Megan Black is Assistant Professor of International History at the London School of Economics and Political Science.
Black's extraordinary book...demonstrates the remarkable reach of
the Interior Department...By zooming in on the work of this
important but too easily forgotten agency, The Global
Interior deftly rearranges the last century and a half of
American history in fresh and useful ways...Most notably, her book
allows us to see how settler colonialism served as the staging
ground for the United States's rise to its superpower
status.--Dexter Fergie"Los Angeles Review of Books"
The Global Interior is a model of how to seamlessly combine distinct literatures--environmental and diplomatic histories, Native American studies and the American West--in a fresh and important contribution to our understanding of the United States in the world.--Gretchen Heefner, author of The Missile Next Door: The Minuteman in the American Heartland
A smart, original, and ambitious book. Black demonstrates that the Interior Department has had a far larger, more invasive, and more consequential role in the world than one would expect from its carefully cultivated image of domestic scientific benevolence.--Brian DeLay, author of War of a Thousand Deserts
In this stimulating book, Black succeeds in showing both the central importance of minerals in the development of American power and how the realities of empire could be obscured through a focus on modernization and the mantra of conservation.--Ian Tyrrell, author of Crisis of the Wasteful Nation: Empire and Conservation in Theodore Roosevelt's America

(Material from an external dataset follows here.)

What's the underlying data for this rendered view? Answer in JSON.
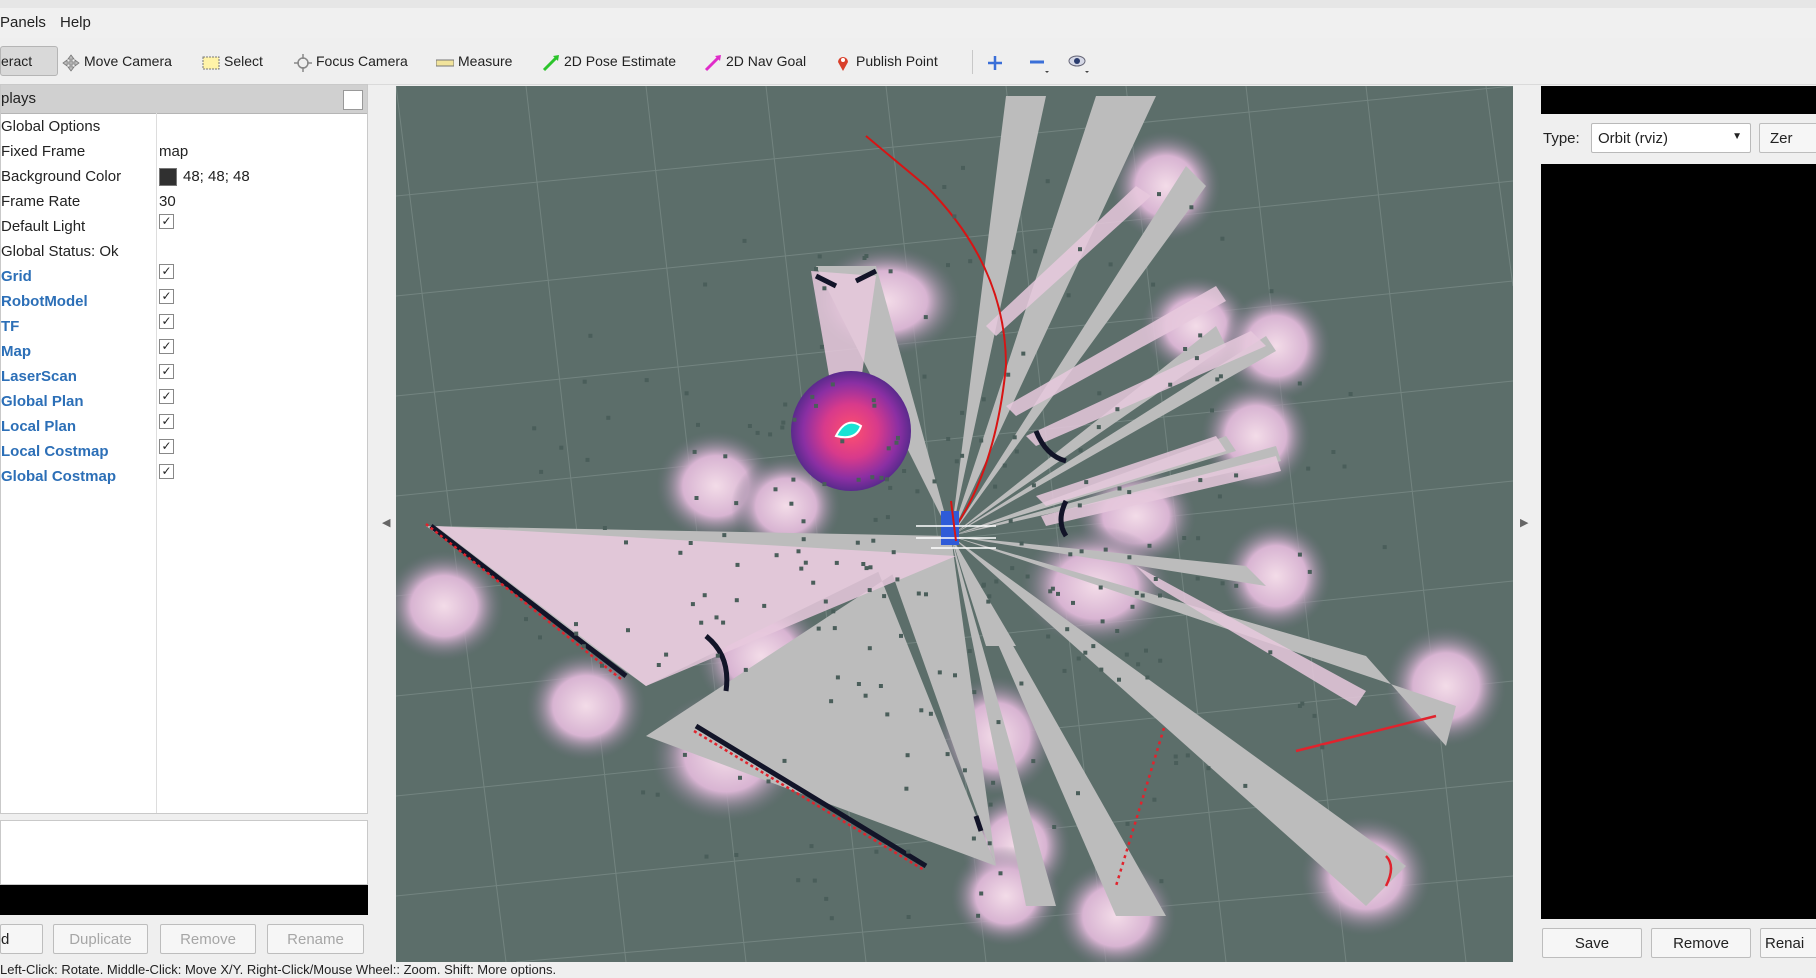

The Global Interior offers unprecedented insights into the depth and staying power of American exceptionalism. Black offers a lively rendering of the torturous obfuscation of the inside and outside, domestic and foreign, as generations of policymakers sought to extend the reach of U.S. power globally while emphatically denying that the United States was an empire.--Penny M. Von Eschen, author of Satchmo Blows Up the World: Jazz Ambassadors Play the Cold War